“I don’t want to read the book, just tell me what to do.” I’m an avid reader. I spend a large majority of my day reading for work, research, or pleasure. I almost always enjoy reading the book. If you are like me, you probably enjoy reading too. I’m a bit unique in the fact that I almost exclusively read non-fiction. But I enjoy a detailed and carefully informed argument about a topic. Most non-fiction books are just that. Especially the business, lifestyle design, personal finance, or self-help variety. To some extent, long form essays or blogs are similar as well. I actually enjoy reading the details and gaining context to understanding the ‘why’ behind a set of recommendations or suggested actions. Especially when it comes to life change.
But most people are not like me. Most people do not enjoy reading like I do. Well, maybe they enjoy reading their Facebook feed, but any long-form non-fiction is akin to pulling teeth. Trying to get someone else to read a 1,000 word blog post or even a short essay about a topic of interest can be surprisingly hard with some individuals. Most people don’t want to read the book.
When You’ve Discovered Something Profound
Maybe you’ve had this situation before. You’ve found or read something profound and you want someone else to read-implement-understand it. Maybe you read a book that changed your life. Maybe a book on finance, relationships, parenting, or spiritual matters. Something so profound you felt it needed to be shared with a close friend or relative. So, you send them a post or give them a book only to find out it remains unread and unimplemented indefinitely.
I’m sure I’m guilty of this. Since I learn from books, they tend to be one of my favorite gifts. I’ve read quite a collection of self help books over the years. So, often when someone is in need, I have likely read a book that outlines a great solution to their desires. However, I’m not really sure how many of my gifts have actually been utilized. I know a few probably have over the years, but many are likely forgotten and cluttering up some random shelf of a dear friend’s house.
I remember many years ago I started reading ERE and Mr. Money Mustache.

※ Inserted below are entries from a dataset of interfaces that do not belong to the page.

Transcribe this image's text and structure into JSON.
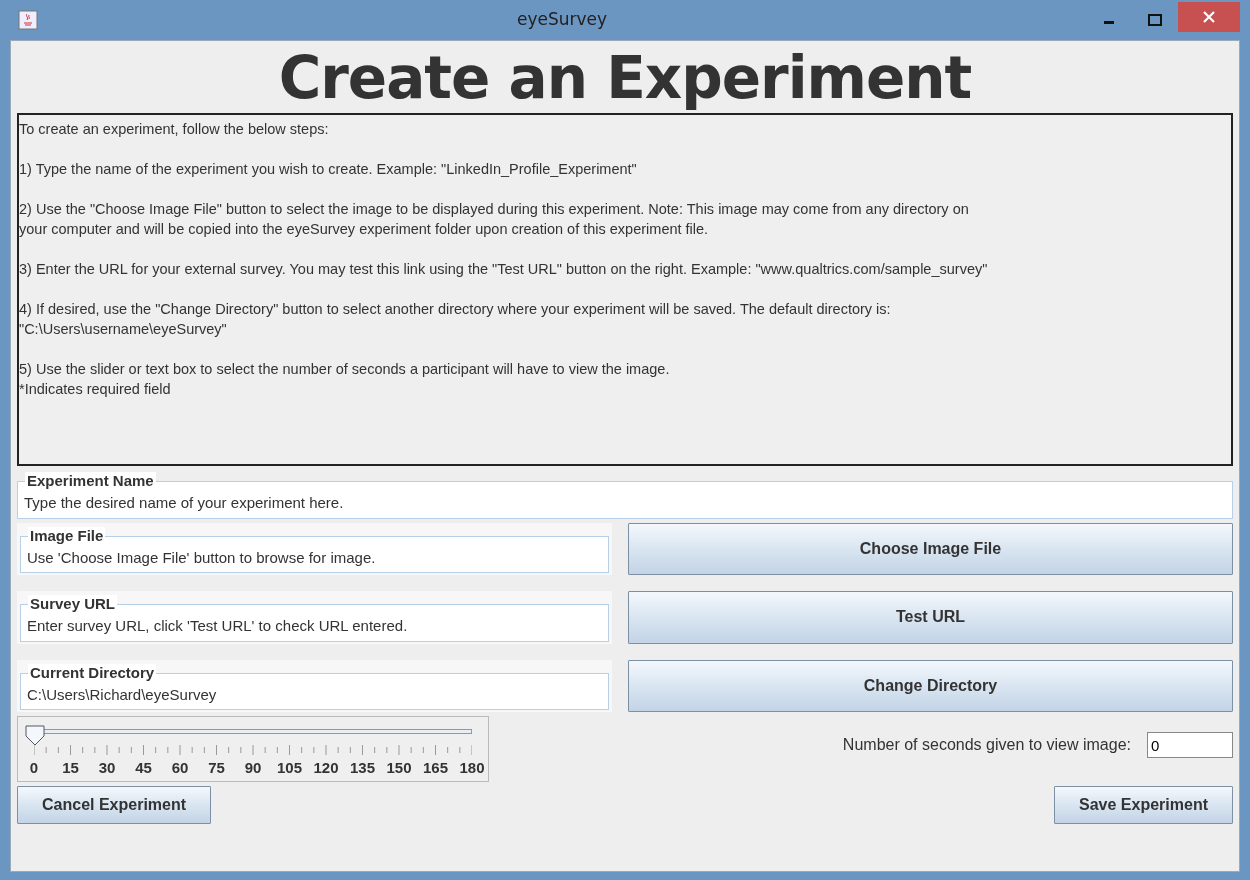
{
  "window": {
    "title": "eyeSurvey"
  },
  "heading": "Create an Experiment",
  "instructions": [
    [
      "To create an experiment, follow the below steps:"
    ],
    [
      "1) Type the name of the experiment you wish to create.  Example: \"LinkedIn_Profile_Experiment\""
    ],
    [
      "2) Use the \"Choose Image File\" button to select the image to be displayed during this experiment.  Note: This image may come from any directory on",
      "your computer and will be copied into the eyeSurvey experiment folder upon creation of this experiment file."
    ],
    [
      "3) Enter the URL for your external survey.  You may test this link using the \"Test URL\" button on the right.  Example: \"www.qualtrics.com/sample_survey\""
    ],
    [
      "4) If desired, use the \"Change Directory\" button to select another directory where your experiment will be saved.  The default directory is:",
      "\"C:\\Users\\username\\eyeSurvey\""
    ],
    [
      "5) Use the slider or text box to select the number of seconds a participant will have to view the image.",
      "*Indicates required field"
    ]
  ],
  "fields": [
    {
      "label": "Experiment Name",
      "value": "Type the desired name of your experiment here."
    },
    {
      "label": "Image File",
      "value": "Use 'Choose Image File' button to browse for image.",
      "button": "Choose Image File"
    },
    {
      "label": "Survey URL",
      "value": "Enter survey URL, click 'Test URL' to check URL entered.",
      "button": "Test URL"
    },
    {
      "label": "Current Directory",
      "value": "C:\\Users\\Richard\\eyeSurvey",
      "button": "Change Directory"
    }
  ],
  "slider": {
    "level": 0,
    "labels": [
      "0",
      "15",
      "30",
      "45",
      "60",
      "75",
      "90",
      "105",
      "120",
      "135",
      "150",
      "165",
      "180"
    ]
  },
  "seconds": {
    "label": "Number of seconds given to view image:",
    "value": "0"
  },
  "buttons": [
    "Cancel Experiment",
    "Save Experiment"
  ]
}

I’d already graduated from Total Money Makeover and the basics of personal financial, and I was fascinated by people taking lifestyle efficiency to the next level. It radically changed my perspective; however I had difficulty explaining, with the same nuanced self-deprecation and humor, the ultimate context of financial efficiency or early retirement. It completely changed my approach to life, but I’ve had little luck sharing the information with people that internalize it in a meaningful way.
Personally, I often feel incomplete without understanding the why behind the suggestions. I enjoy books based on the fact that they can really explain the meaning behind a philosophy and back it up with example or data. It certainly helps me internalize the thoughts when I read a well written argument. I work with people every day, trying to help solve their financial problems. Through the blog, outreach, church, or my work, I’m constantly working to help people make better financial decisions. But I see even more people, including many that are close to me, continue to make poor financial decisions that lead to stressful and complicated life situations. In almost every case I’ve tried to instill wisdom through various communications, but often I know books that explain everything perfectly. Unfortunately, the individuals who are often unorganized with their money or life are also unlikely to prioritize reading a book about finance or making their life better.
The ‘Modern’ Podcast/Church/Blog Model
I’ve previously written about my frustrations ‘leading a horse to water‘, but I recently listened to a podcast that reminded me of something I’ve experienced personally. I’d imagine a few individuals reading this blog would identify as spiritual or religious, and many have visited or attend a religious service before. Regardless of your spiritual lean, a lot can be learned from examining how the modern church or bloggers convey knowledge. If you’ve been a big blog follower for long I’m sure you’ve seen almost everyone jump into the podcasting realm. It’s almost become the next step for many writers who’ve written all their evergreen content. The good news is that many people prefer the audio to actually reading on a device. It may be easier to listen to a podcast while driving, cooking, or exercising, than other forms of content. Spiritual organizations have mastered the art of multiple-environment learning. Many utilize learning from sermons, readings, group study, music, fellowship/example, serving, and prayer/mediation. Additional forms of content can be useful for people who do not enjoy your favorite content vehicle.
The Cliff Notes
There are times when even I don’t want the theory- I just want the action steps. I often find this to be the case when I read about different parenting strategies. I enjoy the activities that lead to meaningful change but many become self-evident without understanding the background psychology. The same can be true of other areas I’m interested in but not truly passionate. And luckily for me, although it still requires a bit of reading, our friend Derek Silver put together a comprehensive list of many great books all summarized into the action steps and takeaways. This resource has been helpful for me to identify new content but also to refresh on books I’ve read in the past.
So the takeaway is, if someone has made it midway through life and doesn’t want to read the book, then your gift (of a book) or subtle coxing is unlikely to move them in that direction. My new experiment is thinking through other mediums. When trying to help other people live a better life, information and motivation are often key. So I suppose I’ll try new things. I’ll be looking to documentaries, videos, podcasts, short-form essays, being an example, lunches, and of course ole’ fashion blog posts. I’m also looking for answers, so feel free to comment or let me know if you have found any way to help people who are unlikely to ever read the book.